Even Clark Howard, who claims on his CNN Show, Radio Show, and website to help people “save more, spend less and avoid rip-offs” has become a big advocate of HSAs.
Admittedly, the most interested folks in HSAs are the self employed and small business owners, but more corporations are starting to offer HSAs to employees, as well.
Each HSA has two sides to it. (1) a high-deductable medical insurance policy for which you pay a monthly fee, and (2) a health savings account into which you put money into a tax- free account, which earns interest and can be used down the road to pay for healthcare.
It will change your approach to healthcare because you become the customer, not the company supplying the insurance. And, you purchase basic health care with your dollars.
Barb and I find this makes us better consumers. We look for the best price and the best value for everything from OTC medications, to prescriptions, to dental cleanings, to preventive health exams.
But, buyer beware. Not every company offering HSAs is a winner. One Web site lists the 10 worst companies out there today.
I recommend you find companies that charge no up front fee at all. When setting up your HSA, be aware of what charges are involved. There shouldn’t be any!
We all know that health care in the United States is outrageously expensive. And I think a big reason for this with that employers offer to provide employees health coverage in lieu of pay raises and other benefits.
The problem with this system is that it lead to people who do not care how much health services cost because they weren’t paying. It was “someone else’s money.”
Health Savings Accounts (HSAs) will provide us with an alternative to that incredibly expensive system. HSAs are tax-advantaged accounts that allow you to shop around and keep track of how much health care costs you.
And, if you remain healthy and are a good shopper, you can end up with a big pile of cash.
Now, if you see the doctor frequently, an HSA may not be a good idea for you. But for many, it’s a huge improvement because you will be more conscious about how much you’re spending.
But even Kaiser Permanente, one of the largest health care companies, is getting in on the HSA game early.
Why? Simply put, the company is concerned about losing customers to individual HSA plans.
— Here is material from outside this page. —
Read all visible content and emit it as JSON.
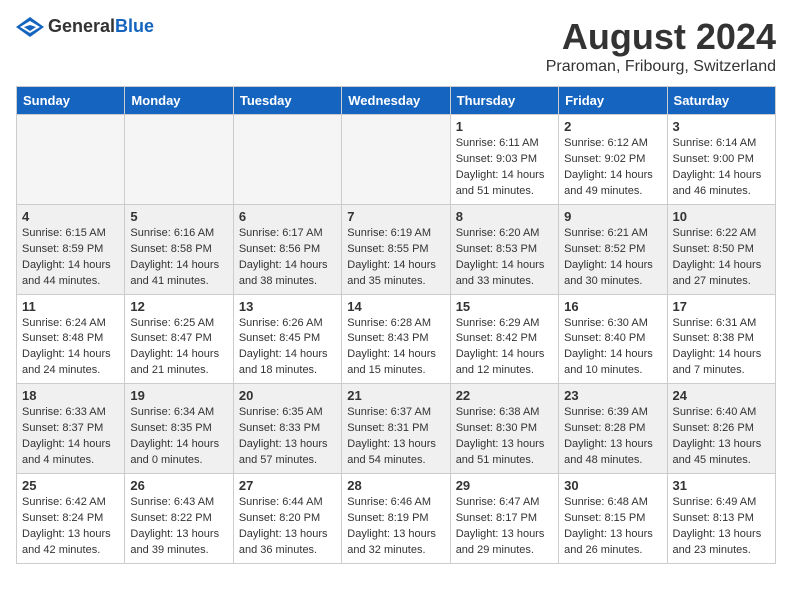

Information is slowly trickling out about HSAs and now the U.S. Treasury Department has an HSA information website and a FAQ website where you can learn more.
Also, Wikipedia has an article on HSAs.
You can shop and compare plans at the HSA Insider website.